Fathom Five National Marine Park monitors trends and exceedances in water quality index by sampling for nutrients, major ions, and metals at twelve coastal wetland sites.
Data Sources: Banque informatisée des oiseaux de mer au Québec (BIOMQ: ECCC-CWS Quebec Region) Atlantic Colonial Waterbird Database (ACWD: ECCC-CWS Atlantic Region).. Both the BIOMQ and ACWD contain records of individual colony counts, by species, for known colonies located in Eastern Canada. Although some colonies are censused annually, most are visited much less frequently. Methods used to derive colony population estimates vary markedly among colonies and among species.
Aquatic bird eggs are being collected for contaminants analysis. Egg collections in the Peace-Athabasca Delta area support Parks Canada’s activities at Wood Buffalo National Park and the multi-stakeholder Peace-Athabasca Ecosystem Monitoring Program. This monitoring activity employs repeated censuses of birds and builds on initial egg collections made in 2009 from Egg Island (Lake Athabasca) and Wood Buffalo National Park, with the goal of evaluating contaminant burdens, contaminant sources and changes in sources through time. Egg samples are collected from colonial waterbirds California Gulls (Larus californicus), Herring Gulls (Larus argentatus), Ring-billed Gulls (Larus delawarensis), Caspian Terns (Hydroprogne caspia) and Common Terns (Sterna hirundo) and insectivorous birds Bank Swallows (Riparia riparia), Cliff Swallows (Petrochelidon pyrrhonota) and Tree Swallows (Tachycineta bicolor) to monitor health and contaminant levels of aquatic and terrestrial birds in the oil sands region and in reference areas.

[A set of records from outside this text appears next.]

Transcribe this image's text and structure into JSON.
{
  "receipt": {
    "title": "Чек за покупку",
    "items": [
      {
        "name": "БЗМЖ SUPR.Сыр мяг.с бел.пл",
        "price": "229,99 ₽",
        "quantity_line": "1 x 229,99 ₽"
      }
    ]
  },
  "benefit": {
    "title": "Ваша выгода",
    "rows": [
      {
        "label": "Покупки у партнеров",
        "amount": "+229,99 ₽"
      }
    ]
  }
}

The Stanley Park Winter Waterbird Survey, 1995-2019, was made possible through a co-operative effort between Environment and Climate Change Canada, the British Columbia Institute of Technology’s Wildlife and Recreation Program, and the Stanley Park Ecology Society. The intent of the survey is to collect data to estimate the presence, abundance, and distribution of waterbirds along the Stanley Park foreshore in Vancouver, British Columbia, Canada. This dataset is a compilation of species-level occurrence, abundance and distribution data of marine birds collected systematically for the last 23 years (1995-2019) on roughly a weekly basis between September and April each year along the Stanley Park seawall. This long-term dataset of marine birds, has a high value for analysing spatiotemporal trends in marine bird species.
Counts of nesting pelicans and cormorants at the Lavallee Lake colony are conducted each spring via aerial photography, and mortality is counted each fall by walking transects through the colony. Pelicans and cormorants feed on small and large freshwater fish up to 100 km from the colony and are an indicator of the health of the aquatic/terrestrial interface in the ecosystem.
The distribution of nesting areas for bird colonies in coastal British Columbia showing relative abundance (RA) by season and overall relative importance (RI). RI is based on project region and not on the province as a whole. Number counts for various species in the colony location are provided. CRIMS is a legacy dataset of BC coastal resource data that was acquired in a systematic and synoptic manner from 1979 and was intermittently updated throughout the years.
Beavers are important ecosystem architects, creating wetland habitats, thickets and meadows by damming streams and cutting down woody vegetation along stream banks. This measure consist of an aerial survey of the number of active beaver colonies in lowland forests of Gros Morne National Park. It is conducted every fifth year in the Fall.